- SUPPLIED MATERIAL -
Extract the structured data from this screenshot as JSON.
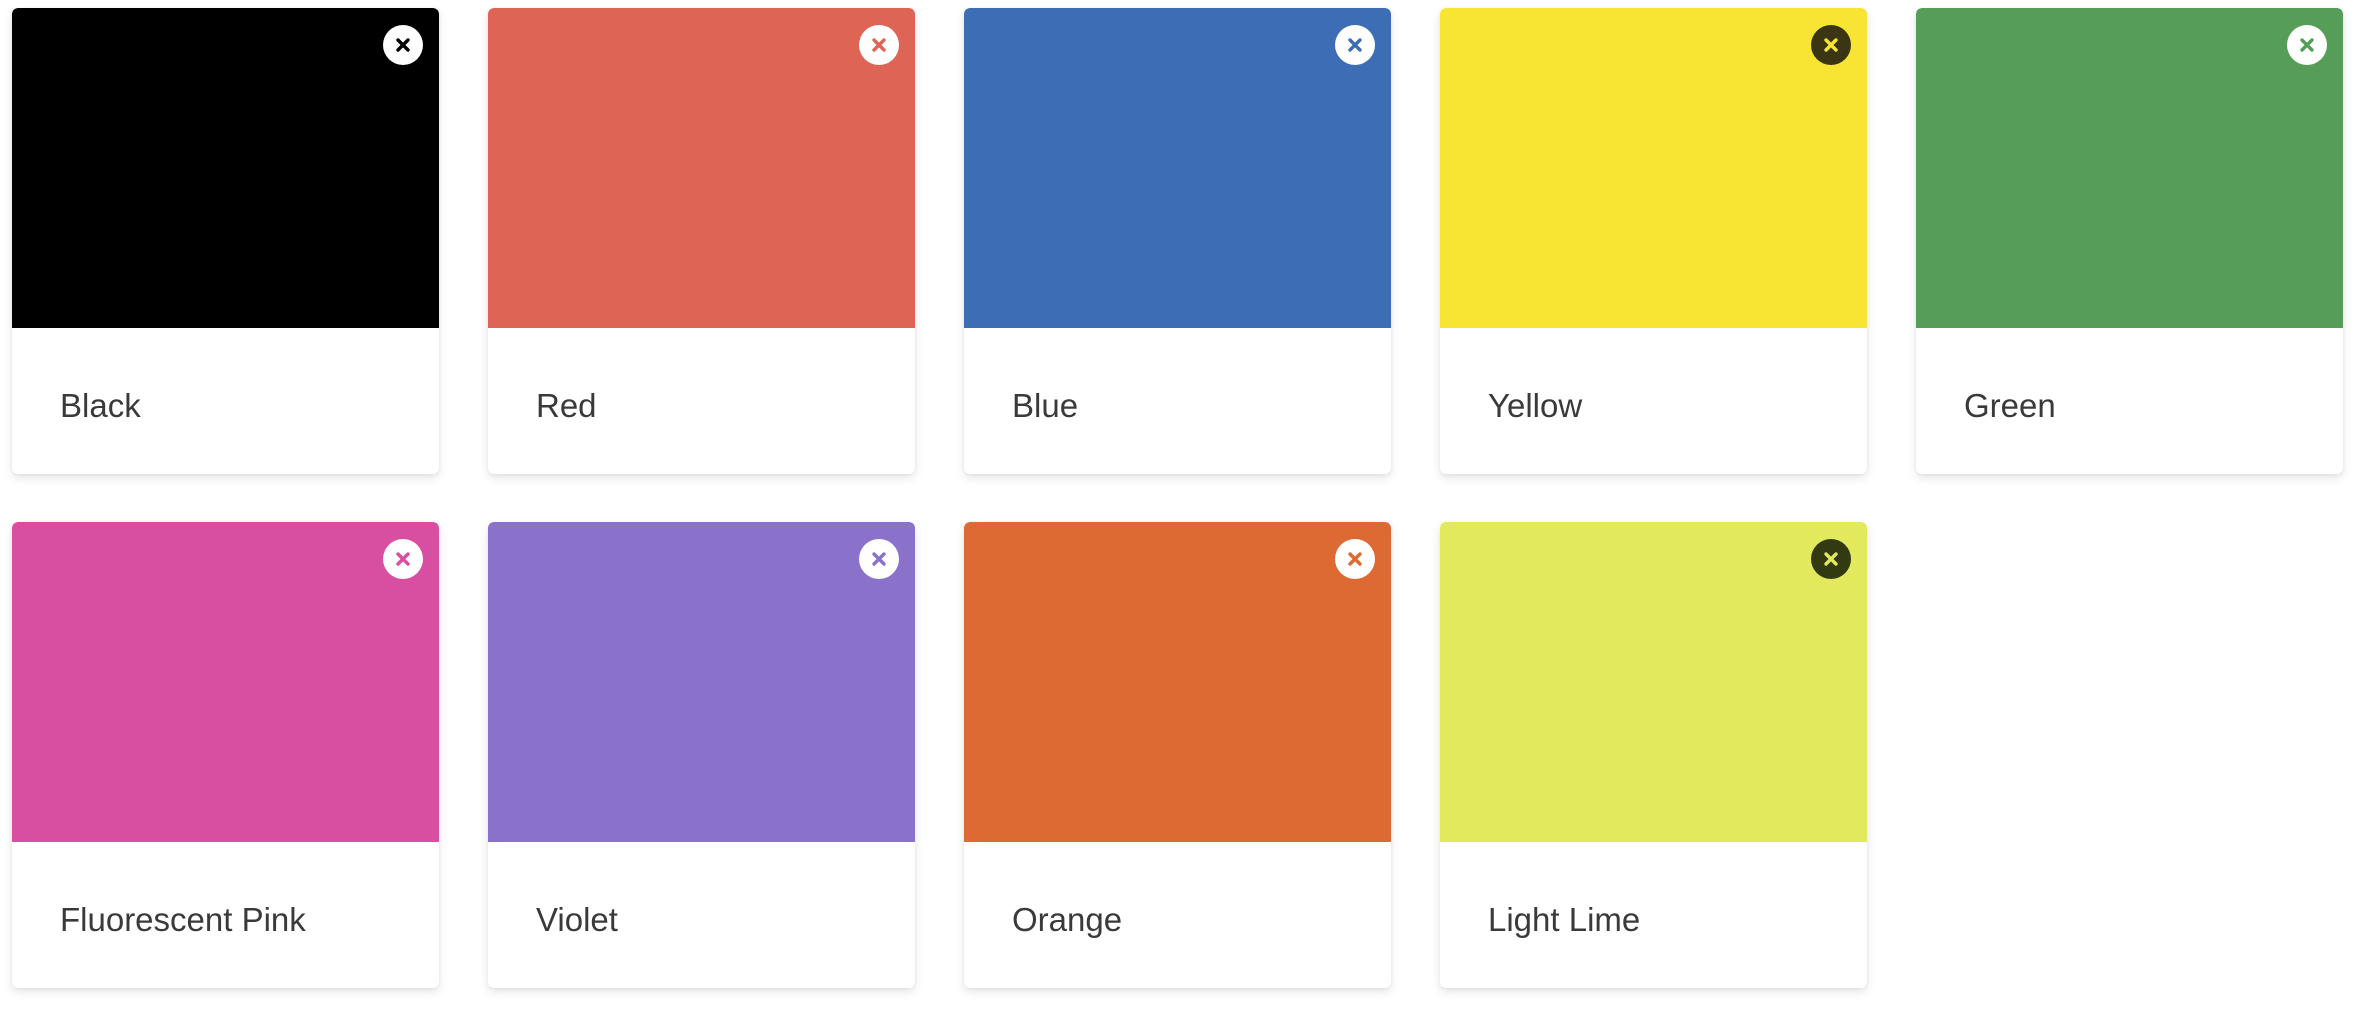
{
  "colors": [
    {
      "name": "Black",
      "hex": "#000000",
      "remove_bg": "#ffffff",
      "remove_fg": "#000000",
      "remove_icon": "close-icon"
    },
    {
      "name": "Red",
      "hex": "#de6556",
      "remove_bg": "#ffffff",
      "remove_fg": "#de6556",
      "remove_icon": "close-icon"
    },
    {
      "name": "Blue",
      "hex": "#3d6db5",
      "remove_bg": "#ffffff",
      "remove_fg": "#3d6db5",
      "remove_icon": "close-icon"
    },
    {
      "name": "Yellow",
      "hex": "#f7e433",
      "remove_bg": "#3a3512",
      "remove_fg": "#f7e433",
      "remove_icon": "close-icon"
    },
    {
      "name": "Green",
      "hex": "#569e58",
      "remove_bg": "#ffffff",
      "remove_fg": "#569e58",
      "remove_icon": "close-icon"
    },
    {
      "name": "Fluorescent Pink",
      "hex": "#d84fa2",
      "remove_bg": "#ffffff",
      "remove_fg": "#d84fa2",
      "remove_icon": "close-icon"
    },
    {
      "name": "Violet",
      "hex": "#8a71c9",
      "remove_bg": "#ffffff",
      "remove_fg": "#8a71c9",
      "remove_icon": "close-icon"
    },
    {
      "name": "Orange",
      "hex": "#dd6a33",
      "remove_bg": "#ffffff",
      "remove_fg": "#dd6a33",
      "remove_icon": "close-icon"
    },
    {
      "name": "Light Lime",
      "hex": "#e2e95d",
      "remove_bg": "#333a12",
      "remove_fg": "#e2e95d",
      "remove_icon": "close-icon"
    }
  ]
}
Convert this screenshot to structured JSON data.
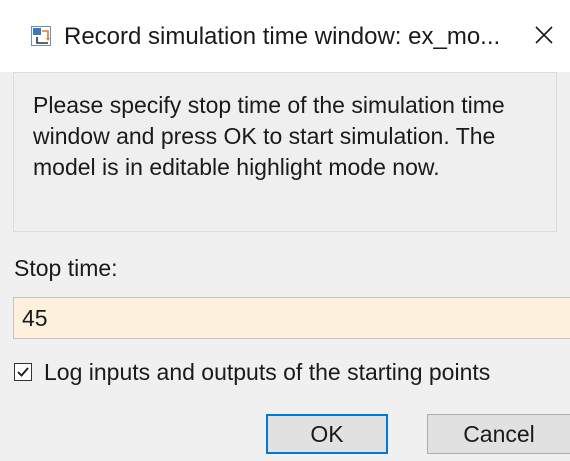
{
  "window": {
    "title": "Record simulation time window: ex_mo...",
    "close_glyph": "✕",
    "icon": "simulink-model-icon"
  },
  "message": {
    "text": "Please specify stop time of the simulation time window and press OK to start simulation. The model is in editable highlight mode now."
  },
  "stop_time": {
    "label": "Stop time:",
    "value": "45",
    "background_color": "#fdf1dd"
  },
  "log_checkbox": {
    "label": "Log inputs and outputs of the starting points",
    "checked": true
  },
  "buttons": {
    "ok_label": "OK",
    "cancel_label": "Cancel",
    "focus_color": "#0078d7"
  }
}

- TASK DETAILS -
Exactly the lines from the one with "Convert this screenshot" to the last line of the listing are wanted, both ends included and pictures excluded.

- ANSWER TO THE PROBLEM -
Convert this screenshot to structured JSON data.
{
  "window": {
    "title": "Record simulation time window: ex_mo...",
    "close_glyph": "✕",
    "icon": "simulink-model-icon"
  },
  "message": {
    "text": "Please specify stop time of the simulation time window and press OK to start simulation. The model is in editable highlight mode now."
  },
  "stop_time": {
    "label": "Stop time:",
    "value": "45",
    "background_color": "#fdf1dd"
  },
  "log_checkbox": {
    "label": "Log inputs and outputs of the starting points",
    "checked": true
  },
  "buttons": {
    "ok_label": "OK",
    "cancel_label": "Cancel",
    "focus_color": "#0078d7"
  }
}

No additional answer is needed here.